If you only do one thing
Belgrade Fortress might be the top tourist attraction, but it’s number one for a reason. Inside the former defensive outpost you’ll find Kalemegdan Park, a zoo, a dinosaur park, a military museum, a Roman well (it’s not Roman and it doesn’t have any water in it) and hidden Ružica Church, with its chandelier made from bullets.
Belgrade Fortress. Photograph: Shutterstock
Dine in style
Thanks to its riverside location, Stara Carinarnica gets some of the city’s best seafood. Try smuđ, catfish and carp in an old customs house that looks as if time has stood still since it was built in 1723. Or check out Ambar: its lunchtime menu of unlimited Balkan small plates costs 1,950 Serbian dinar (around £14.50).
Eat on the cheap
Belgraders seem to have a hankering for hangover food (probably to help power through all that partying). Local delicacies include pljeskavica (the hamburger’s illegitimate brother) at Loki, ćevapi (like a Serbian kebab served with chopped onion and sour cream) from To Je To and a banging breakfast burek (essentially a breakfast burrito but with flaky pastry) from bakery Pekara Čarli.
Drink like a local
Head to Kafeterija: a one-stop-shop complete with a barber, a playroom for kids and a shop for beans to take home. When the sun sets, trade caffeine for rakija at Rakia Bar, where they have more than 100 flavours.
A splav in Belgrade. Photograph: Flickr / lab604
Stay up late
Pre-drink at Cetinjska, a cluster of bars, breweries and music venues surrounding a disused car park. Make your next port of call riverside clubbing hotspot Klub 20/44 (aka ‘the boat’) or the abattoir-turned-brutalist club Drugstore.
Soak up the vibes
Wander around Belgrade’s markets and get a feel for how the locals shop. A labyrinth of stalls showcase everything from organic vegetables to street food and bric-à-brac. The biggest is Kalenić Farmers Market, but the Zeleni Venac neighbourhood’s striking architecture and views makes its market worth a look in too.
The Nikola Tesla Museum explores history while honouring the late inventor, one of the region’s most important figures (just ask Elon Musk). KC Grad is a cultural powerhouse that functions as a home to workshops, exhibitions, dining and nightly music events.
Exit Festival. Photograph: Wikimedia Commons / Bernard Bodo
Take a day trip
Time your trip to coincide with Exit Festival, which takes place at the start of July in Novi Sad’s Petrovaradin Fortress.
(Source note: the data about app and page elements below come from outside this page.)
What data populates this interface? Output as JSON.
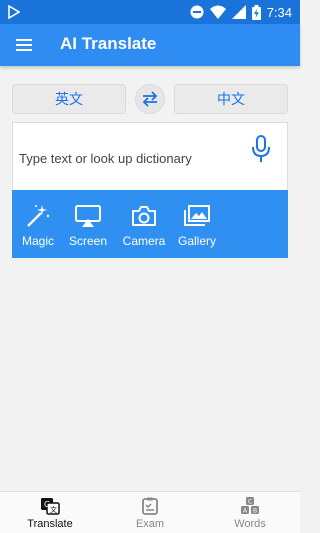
{
  "status_bar": {
    "time": "7:34",
    "icons": [
      "play-store-icon",
      "do-not-disturb-icon",
      "wifi-icon",
      "signal-icon",
      "battery-icon"
    ]
  },
  "app_bar": {
    "title": "AI Translate",
    "menu_icon": "menu-icon"
  },
  "languages": {
    "source": "英文",
    "target": "中文",
    "swap_icon": "swap-icon"
  },
  "input": {
    "placeholder": "Type text or look up dictionary",
    "mic_icon": "microphone-icon"
  },
  "tools": [
    {
      "label": "Magic",
      "icon": "magic-wand-icon"
    },
    {
      "label": "Screen",
      "icon": "screen-cast-icon"
    },
    {
      "label": "Camera",
      "icon": "camera-icon"
    },
    {
      "label": "Gallery",
      "icon": "gallery-icon"
    }
  ],
  "bottom_nav": [
    {
      "label": "Translate",
      "icon": "translate-icon",
      "active": true
    },
    {
      "label": "Exam",
      "icon": "exam-icon",
      "active": false
    },
    {
      "label": "Words",
      "icon": "words-icon",
      "active": false
    }
  ],
  "colors": {
    "status_bar": "#1a73d9",
    "app_bar": "#2e8cf2",
    "tools_bar": "#2f90f2",
    "accent": "#1a73e8",
    "background": "#f2f2f2"
  }
}
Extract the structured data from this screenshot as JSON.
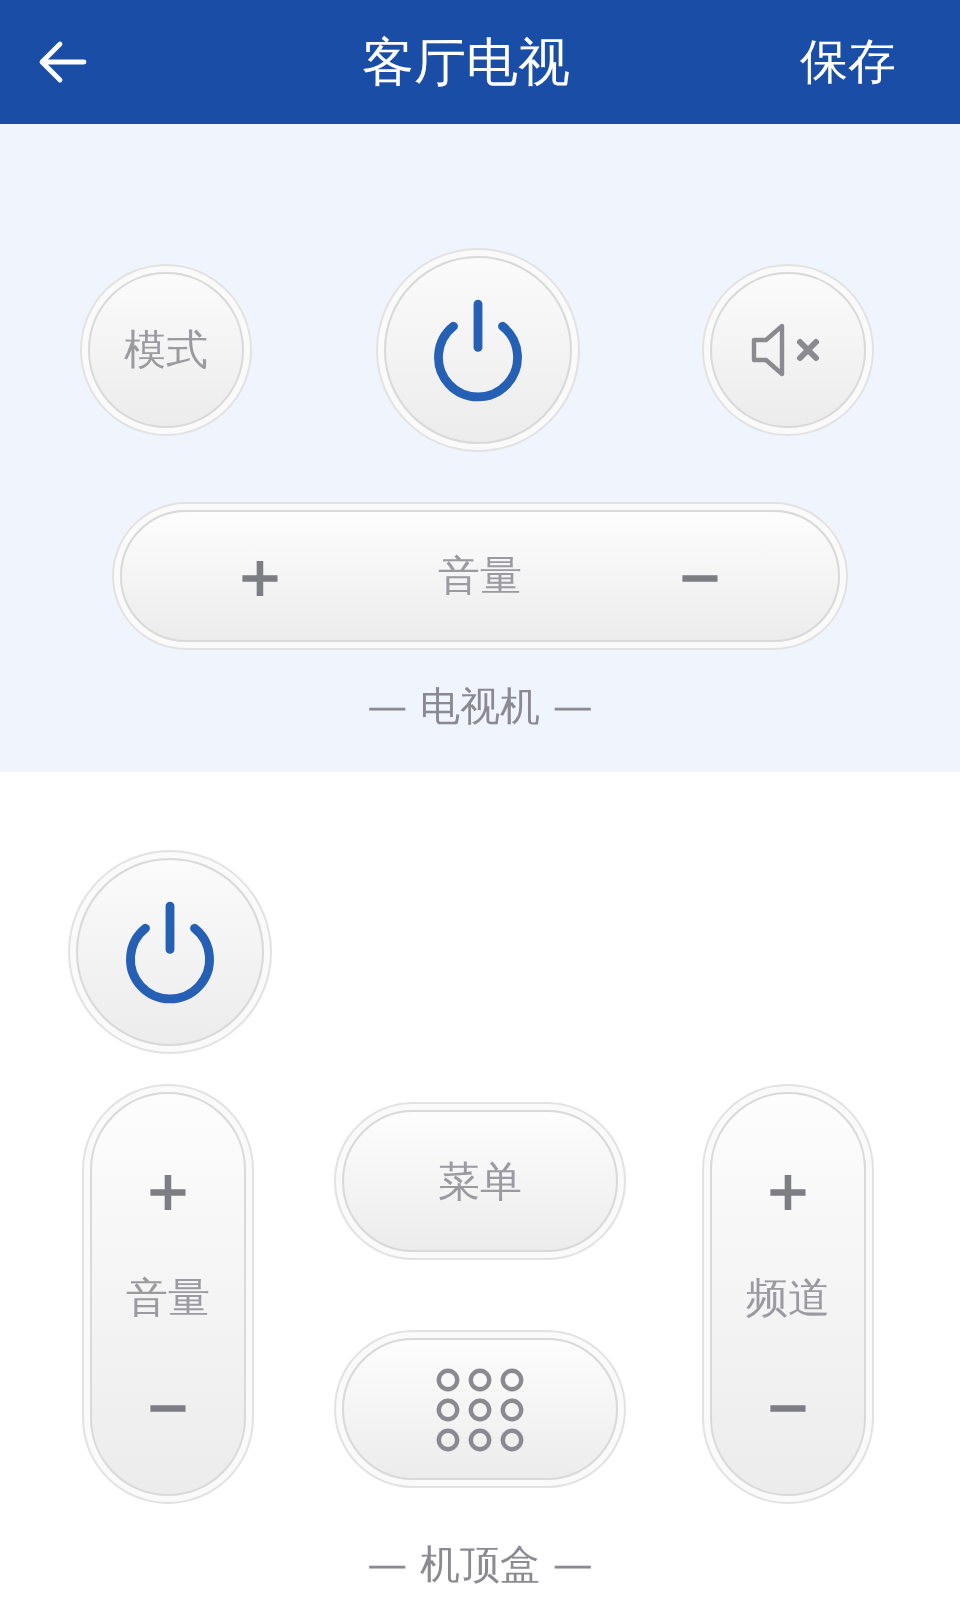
{
  "header": {
    "title": "客厅电视",
    "save_button": "保存"
  },
  "tv": {
    "mode_button": "模式",
    "volume": {
      "plus": "+",
      "label": "音量",
      "minus": "−"
    },
    "label": "— 电视机 —"
  },
  "set_top_box": {
    "volume": {
      "plus": "+",
      "label": "音量",
      "minus": "−"
    },
    "menu_button": "菜单",
    "channel": {
      "plus": "+",
      "label": "频道",
      "minus": "−"
    },
    "label": "— 机顶盒 —"
  }
}
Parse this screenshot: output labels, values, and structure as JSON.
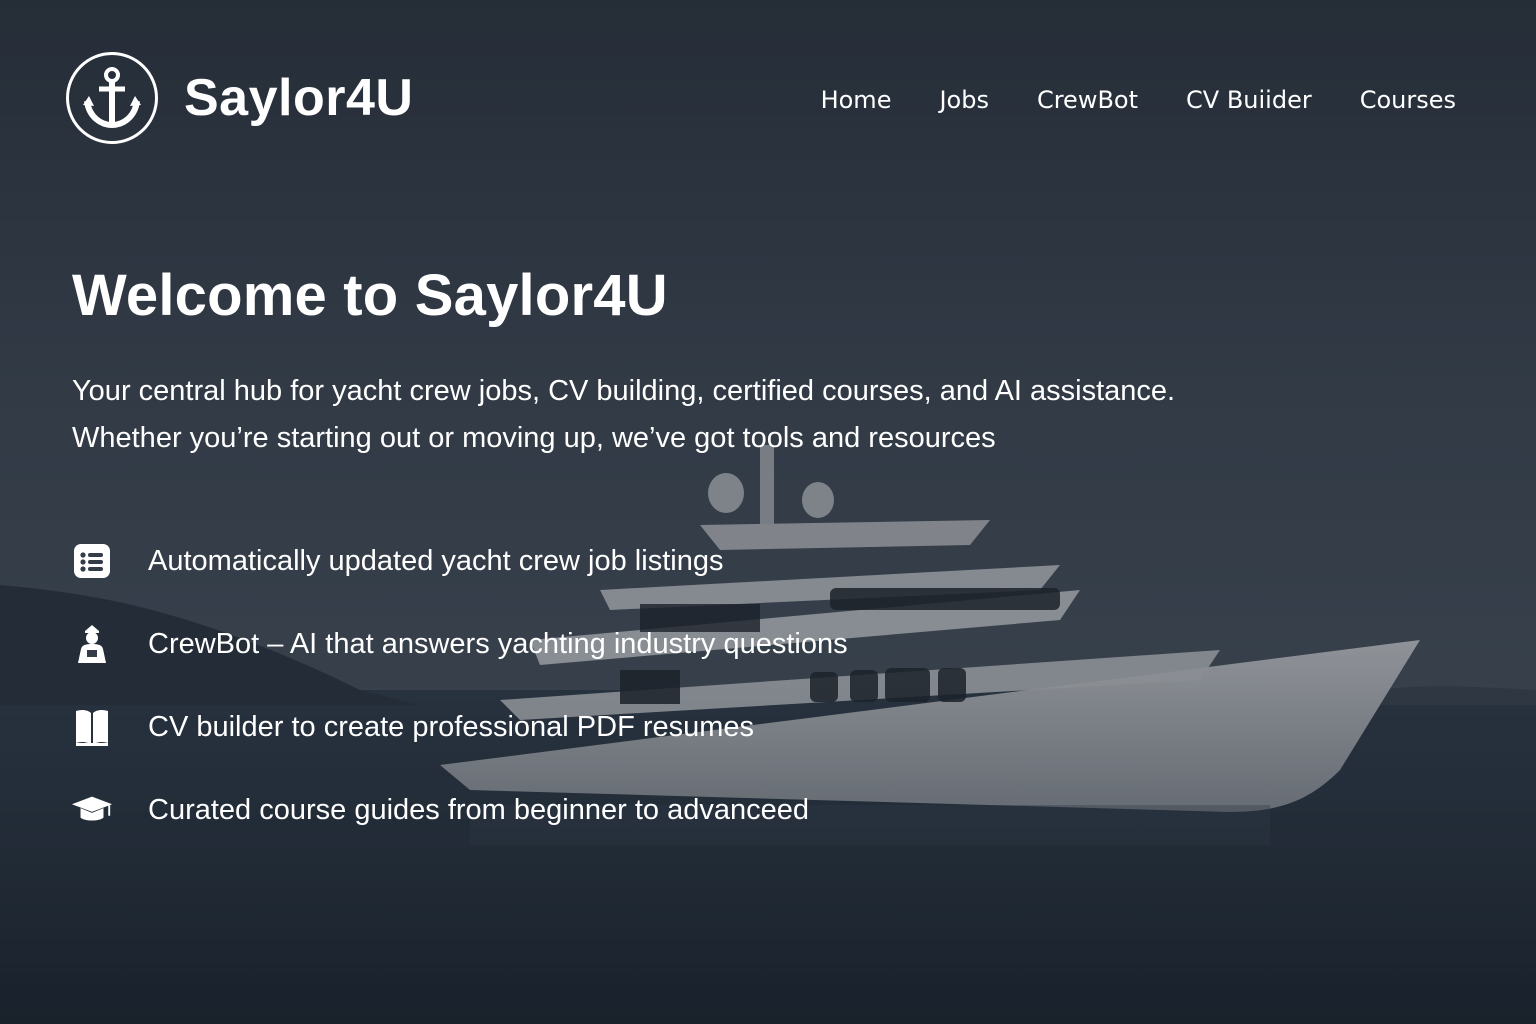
{
  "header": {
    "brand_name": "Saylor4U",
    "logo_icon": "anchor-icon",
    "nav": [
      {
        "label": "Home"
      },
      {
        "label": "Jobs"
      },
      {
        "label": "CrewBot"
      },
      {
        "label": "CV Buiider"
      },
      {
        "label": "Courses"
      }
    ]
  },
  "hero": {
    "title": "Welcome to Saylor4U",
    "intro_line_1": "Your central hub for yacht crew jobs, CV building, certified courses, and AI assistance.",
    "intro_line_2": "Whether you’re starting out or moving up, we’ve got tools and resources",
    "background": "superyacht-at-sea-photo"
  },
  "features": [
    {
      "icon": "list-icon",
      "text": "Automatically updated yacht crew job listings"
    },
    {
      "icon": "crew-person-icon",
      "text": "CrewBot – AI that answers yachting industry questions"
    },
    {
      "icon": "book-icon",
      "text": "CV builder to create professional PDF resumes"
    },
    {
      "icon": "graduation-cap-icon",
      "text": "Curated course guides from beginner to advanceed"
    }
  ],
  "colors": {
    "text": "#ffffff",
    "overlay": "#1f2833"
  }
}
Only an hour’s drive away from the capital, start at Novi Sad’s public square Trg Slobode and then amble around Dunavska Street to see pretty pastel bookshops, boutiques and cafés.
Hang out in this ’hood
One of the city’s oldest neighbourhoods, Dorćol, is one of its most exciting, with an indie, artsy vibe and a bit of that watery life, since it’s split by the Danube. Start the night with cocktails at D Bar and then take things up a gear at Bure Baruta karaoke bar. Sleep it all off at one of the area’s most popular bistros Smokvica, which doubles as a B&B (and the second ‘B’ is magnificent).
Only in Belgrade...